• TASK DIRECTIONS:
Only lines with the word "title" belong in the answer; copy them from the records below.

(App and web page records)
****

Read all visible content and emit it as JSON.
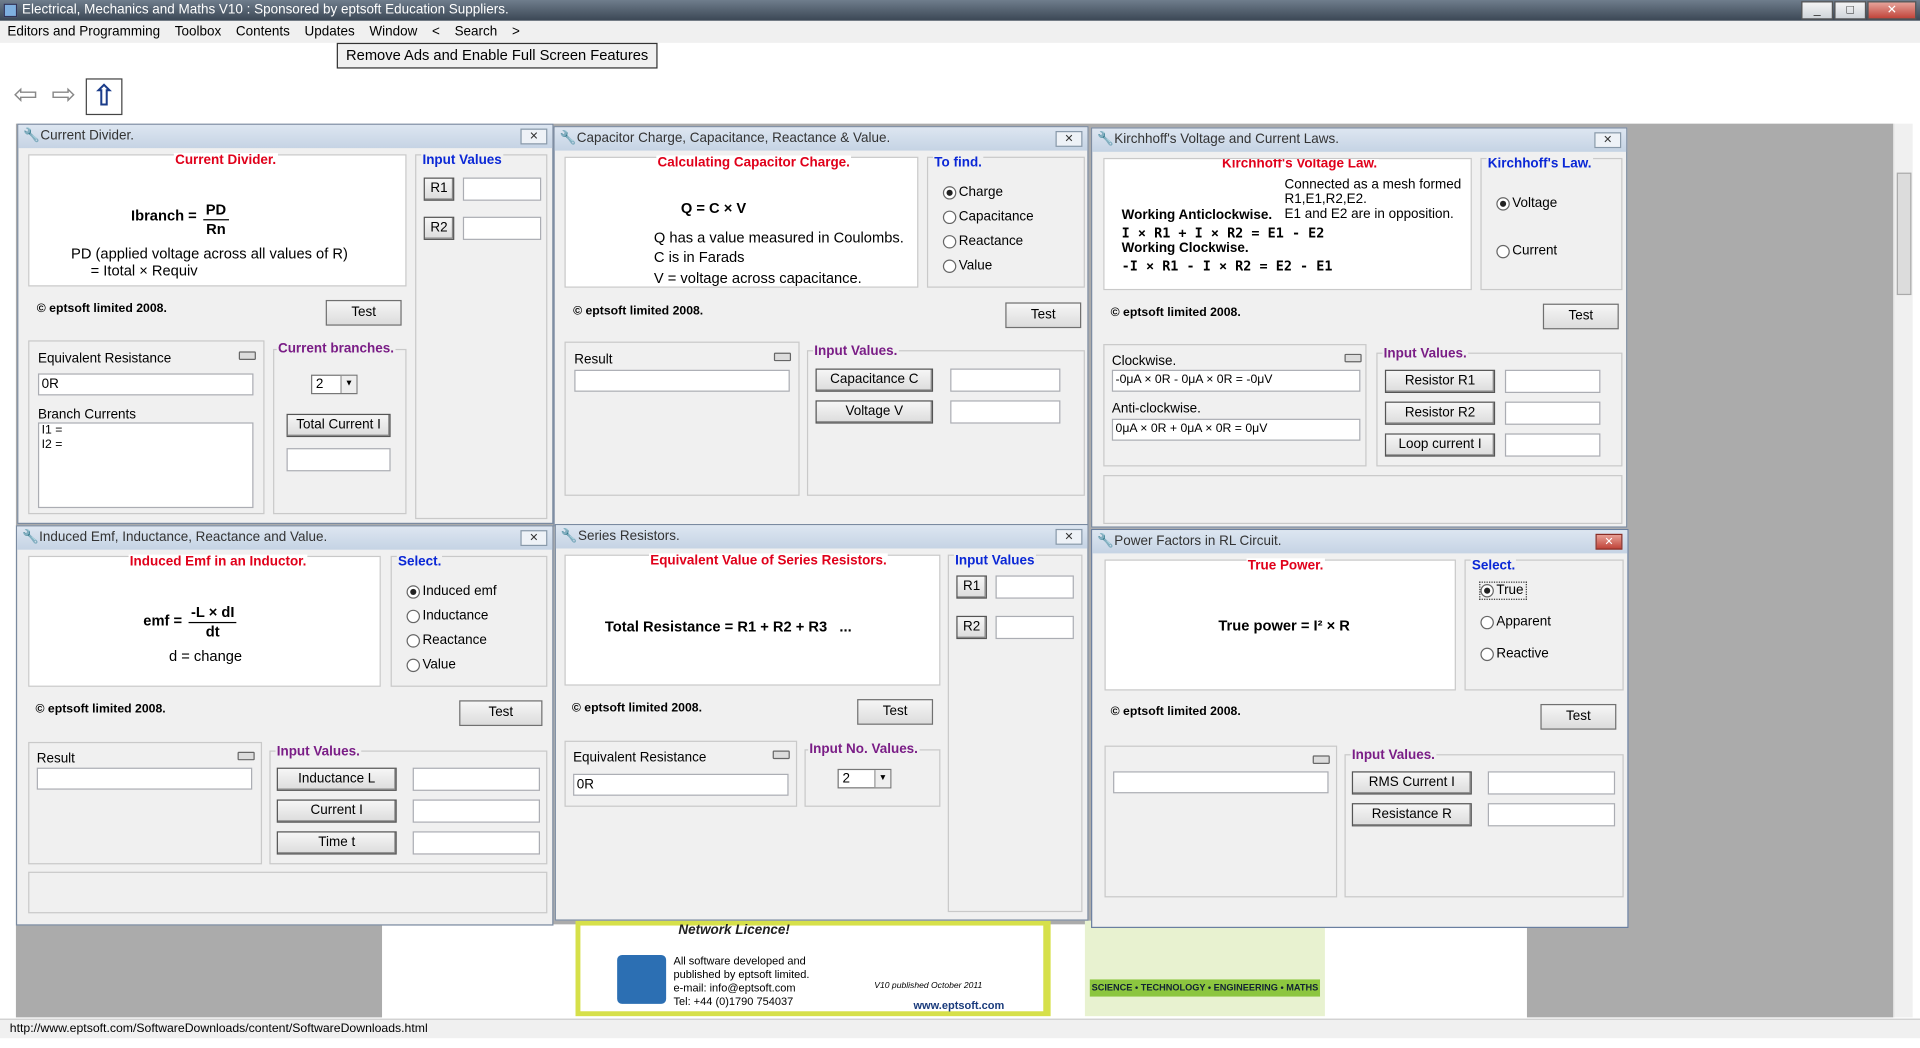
{
  "app": {
    "title": "Electrical, Mechanics and Maths V10 : Sponsored by eptsoft Education Suppliers.",
    "window_buttons": [
      "_",
      "□",
      "✕"
    ]
  },
  "menu": [
    "Editors and Programming",
    "Toolbox",
    "Contents",
    "Updates",
    "Window",
    "<",
    "Search",
    ">"
  ],
  "ad_button": "Remove Ads and Enable Full Screen Features",
  "status_url": "http://www.eptsoft.com/SoftwareDownloads/content/SoftwareDownloads.html",
  "icons": {
    "back": "back-arrow-icon",
    "forward": "forward-arrow-icon",
    "up": "up-arrow-icon"
  },
  "common": {
    "copyright": "© eptsoft limited 2008.",
    "test": "Test"
  },
  "w1": {
    "title": "Current Divider.",
    "heading": "Current Divider.",
    "f_lhs": "Ibranch =",
    "f_num": "PD",
    "f_den": "Rn",
    "desc1": "PD (applied voltage across all values of R)",
    "desc2": "= Itotal × Requiv",
    "inputs_label": "Input Values",
    "r1": "R1",
    "r2": "R2",
    "eq_label": "Equivalent Resistance",
    "eq_value": "0R",
    "branch_label": "Branch Currents",
    "branch_lines": [
      "I1 =",
      "I2 ="
    ],
    "branches_label": "Current branches.",
    "branches_value": "2",
    "total_btn": "Total Current I"
  },
  "w2": {
    "title": "Capacitor Charge, Capacitance, Reactance & Value.",
    "heading": "Calculating Capacitor Charge.",
    "f1": "Q = C × V",
    "l1": "Q has a value measured in Coulombs.",
    "l2": "C is in Farads",
    "l3": "V = voltage across capacitance.",
    "find_label": "To find.",
    "options": [
      "Charge",
      "Capacitance",
      "Reactance",
      "Value"
    ],
    "selected": "Charge",
    "result_label": "Result",
    "inputs_label": "Input Values.",
    "btn1": "Capacitance C",
    "btn2": "Voltage V"
  },
  "w3": {
    "title": "Kirchhoff's Voltage and Current Laws.",
    "heading": "Kirchhoff's Voltage Law.",
    "note1": "Connected as a mesh formed",
    "note2": "R1,E1,R2,E2.",
    "note3": "E1 and E2 are in opposition.",
    "a1": "Working Anticlockwise.",
    "a2": "I × R1 + I × R2 = E1 - E2",
    "c1": "Working Clockwise.",
    "c2": "-I × R1 - I × R2 = E2 - E1",
    "law_label": "Kirchhoff's Law.",
    "options": [
      "Voltage",
      "Current"
    ],
    "selected": "Voltage",
    "cw_label": "Clockwise.",
    "cw_value": "-0μA × 0R - 0μA × 0R = -0μV",
    "acw_label": "Anti-clockwise.",
    "acw_value": "0μA × 0R + 0μA × 0R = 0μV",
    "inputs_label": "Input Values.",
    "btn1": "Resistor R1",
    "btn2": "Resistor R2",
    "btn3": "Loop current I"
  },
  "w4": {
    "title": "Induced Emf, Inductance, Reactance and Value.",
    "heading": "Induced Emf in an Inductor.",
    "f_lhs": "emf =",
    "f_num": "-L × dI",
    "f_den": "dt",
    "desc": "d = change",
    "select_label": "Select.",
    "options": [
      "Induced emf",
      "Inductance",
      "Reactance",
      "Value"
    ],
    "selected": "Induced emf",
    "result_label": "Result",
    "inputs_label": "Input Values.",
    "btn1": "Inductance L",
    "btn2": "Current I",
    "btn3": "Time t"
  },
  "w5": {
    "title": "Series Resistors.",
    "heading": "Equivalent Value of Series Resistors.",
    "formula": "Total Resistance = R1 + R2 + R3   ...",
    "inputs_label": "Input Values",
    "r1": "R1",
    "r2": "R2",
    "eq_label": "Equivalent Resistance",
    "eq_value": "0R",
    "no_label": "Input No. Values.",
    "no_value": "2"
  },
  "w6": {
    "title": "Power Factors in RL Circuit.",
    "heading": "True Power.",
    "formula": "True power = I² × R",
    "select_label": "Select.",
    "options": [
      "True",
      "Apparent",
      "Reactive"
    ],
    "selected": "True",
    "inputs_label": "Input Values.",
    "btn1": "RMS Current I",
    "btn2": "Resistance R"
  },
  "ads": {
    "left_lines": [
      "Network Licence!",
      "All software developed and",
      "published by eptsoft limited.",
      "e-mail: info@eptsoft.com",
      "Tel: +44 (0)1790 754037",
      "V10 published October 2011",
      "www.eptsoft.com",
      "eptsoft.com"
    ],
    "right_line": "SCIENCE • TECHNOLOGY • ENGINEERING • MATHS"
  }
}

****

• TASK OUTPUT:
    "title": "Electrical, Mechanics and Maths V10 : Sponsored by eptsoft Education Suppliers.",
    "title": "Current Divider.",
    "title": "Capacitor Charge, Capacitance, Reactance & Value.",
    "title": "Kirchhoff's Voltage and Current Laws.",
    "title": "Induced Emf, Inductance, Reactance and Value.",
    "title": "Series Resistors.",
    "title": "Power Factors in RL Circuit.",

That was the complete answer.